You are here

Hard Core

Perhaps one of the most trained areas of the body, how many people actually know how to do it correctly?

You hear a lot of foul language in the gym. (Admit it - that's one of the reasons you like going.) But there's one four-letter word that should make you cringe whenever it comes up. That word is core. And the reason it's so obscene is because most of the time, people throw the term around carelessly, without knowing what it really means. Think you're in the clear? If you just said, "I know what the core is - it's your abs and lower back," go wash your mouth out with soap. Then come back and finish this article, in which you'll learn about the body's many cores and how to train each of them.

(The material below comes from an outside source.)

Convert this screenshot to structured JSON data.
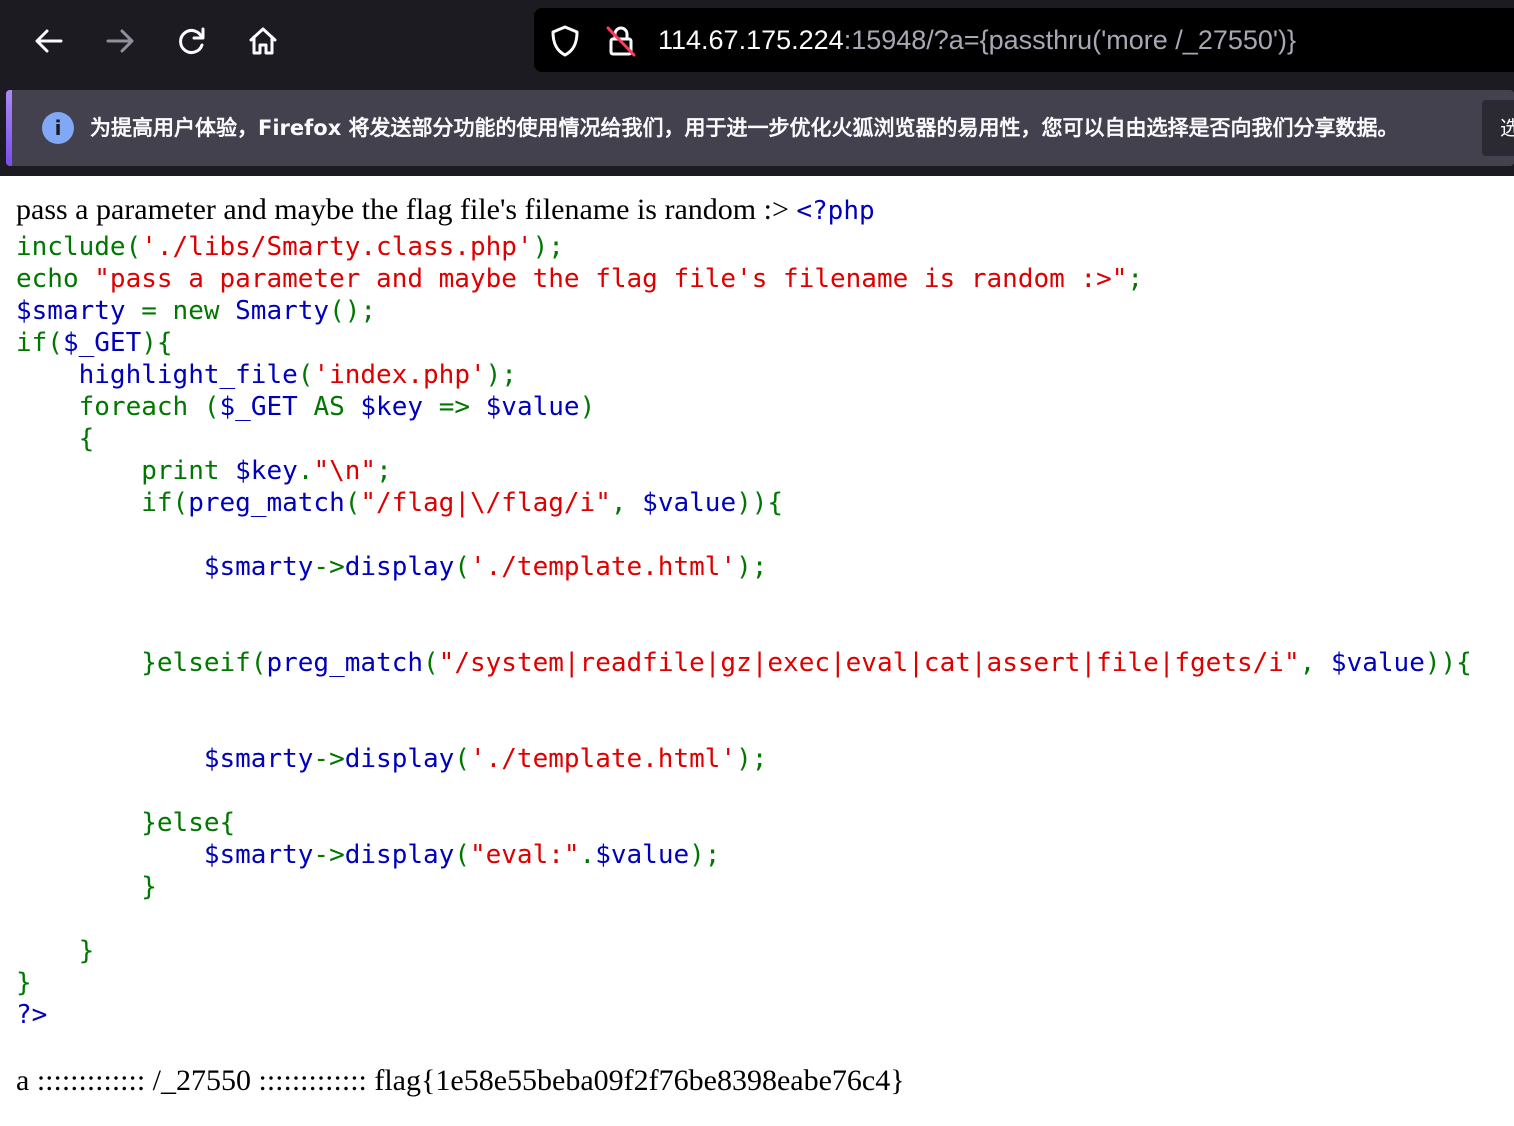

THE CENTER OF STRENGTH
Anyone who's hired a trainer, browsed the fitness department at Sears, or stumbled onto an infomercial while searching for Saturday morning cartoons knows one of his cores by now. For the last 10 years or more,"core training" - exercise involving the abs and lower back has been one of the most hyped trends in fitness, and for good reason. "The most important structure in the body's communication system is the spinal cord," says Juan Carlos Santana, C.S.C.S., director of the Institute of Human Performance in Boca Raton, Fla. "But it's housed by the most unstable structure in the body -the spinal column." In order for the body to move at all, it must first stabilize that structure. "Therefore," says Santana, "we are limited in the force we can generate - in any activity - by our ability to stabilize the lower back and pelvic region."

Meaning, in order to condition your whole body, you need to perform exercises that strengthen the area surrounding the spine - namely, the abs and lower back. Yes, banging out a set of Swiss-ball crunches can be a part of that training, but it's only the tip of the iceberg when it comes to true core conditioning.

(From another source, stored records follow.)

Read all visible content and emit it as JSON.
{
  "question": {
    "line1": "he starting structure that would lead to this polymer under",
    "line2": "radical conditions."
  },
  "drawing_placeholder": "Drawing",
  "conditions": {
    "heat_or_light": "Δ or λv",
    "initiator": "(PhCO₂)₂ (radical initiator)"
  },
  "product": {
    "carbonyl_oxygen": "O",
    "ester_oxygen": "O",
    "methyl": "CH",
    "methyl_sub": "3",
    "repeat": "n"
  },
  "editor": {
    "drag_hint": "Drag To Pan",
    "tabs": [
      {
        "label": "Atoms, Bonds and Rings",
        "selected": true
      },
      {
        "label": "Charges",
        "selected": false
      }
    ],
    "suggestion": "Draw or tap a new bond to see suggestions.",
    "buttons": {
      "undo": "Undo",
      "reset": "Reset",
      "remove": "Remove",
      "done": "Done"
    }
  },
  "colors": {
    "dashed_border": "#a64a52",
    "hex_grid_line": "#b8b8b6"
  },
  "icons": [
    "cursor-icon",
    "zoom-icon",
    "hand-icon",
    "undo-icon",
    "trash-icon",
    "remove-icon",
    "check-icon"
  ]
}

CORE CONCEPTS
Stability training has been going on for eons, but its modern incarnation dates back roughly 25 years. Physical therapists in San Francisco discovered that having their patients train in unstable yet controlled positions (such as on a Swiss ball or balancing on one leg) could alleviate back problems. The concept later became part of the "functional fitness" craze of the '90s, in which more sport- and lifestyle-specific training methods began to replace old-school lifting programs. (In other words, people began to see weight training for health and performance as more than just bench presses and biceps curls.)

In both cases, the training focused on knocking the body off balance so that the central nervous system (the organizer of all your body's muscle activity) would be forced to recruit more muscle fibers to complete the task at hand. Which means when you do Swiss-ball crunches, for example, you're not only training your rectus abdominus (the six-pack muscles), you're training your brain to activate all the other muscles that help keep you on that ball - including your internal and external obliques, transverse abdominus, quadratus lumborum (in your lower back), and many other small but important supportive muscles for your spine.

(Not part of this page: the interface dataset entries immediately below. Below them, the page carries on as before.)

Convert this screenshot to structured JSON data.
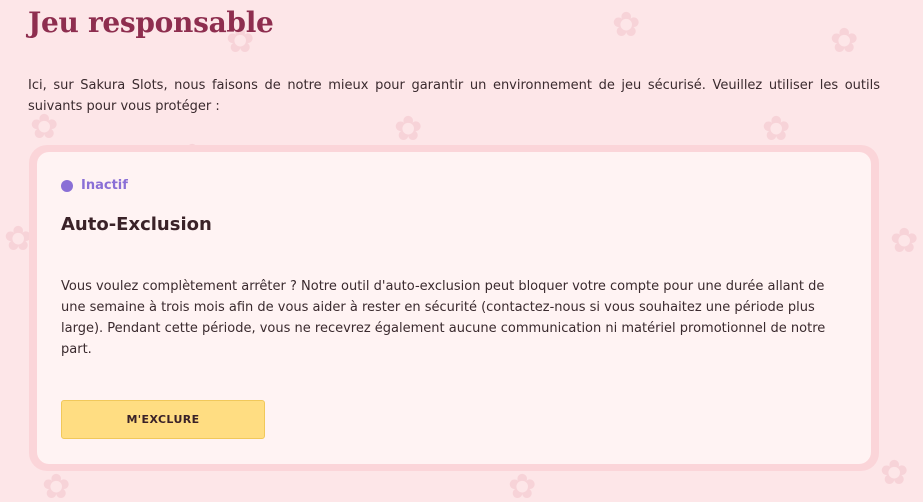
{
  "page": {
    "title": "Jeu responsable",
    "intro": "Ici, sur Sakura Slots, nous faisons de notre mieux pour garantir un environnement de jeu sécurisé. Veuillez utiliser les outils suivants pour vous protéger :"
  },
  "card": {
    "status_label": "Inactif",
    "status_color": "#8a6fd6",
    "title": "Auto-Exclusion",
    "description": "Vous voulez complètement arrêter ? Notre outil d'auto-exclusion peut bloquer votre compte pour une durée allant de une semaine à trois mois afin de vous aider à rester en sécurité (contactez-nous si vous souhaitez une période plus large). Pendant cette période, vous ne recevrez également aucune communication ni matériel promotionnel de notre part.",
    "button_label": "M'EXCLURE"
  },
  "colors": {
    "background": "#fde6e8",
    "title": "#8e2e4f",
    "button": "#ffdd82",
    "card_border": "#fbd5d9"
  },
  "background_pattern_icon": "sakura-flower-icon"
}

Once the central nervous system has learned to recruit all those additional muscle fibers (ones that wouldn't necessarily be activated during a traditional crunch), it can put them to use in other exercises and activities- not only helping improve your performance on the Swiss-ball crunch but making your abs pop as well. Essentially, this means that training your body to stabilize itself leads to an overall heightened communication between your brain and muscles, which can lead to a greater capability to build muscle and burn fat, faster recovery times, and greater sports skills with a reduced risk for injury.

Topics: 

comments powered by Disqus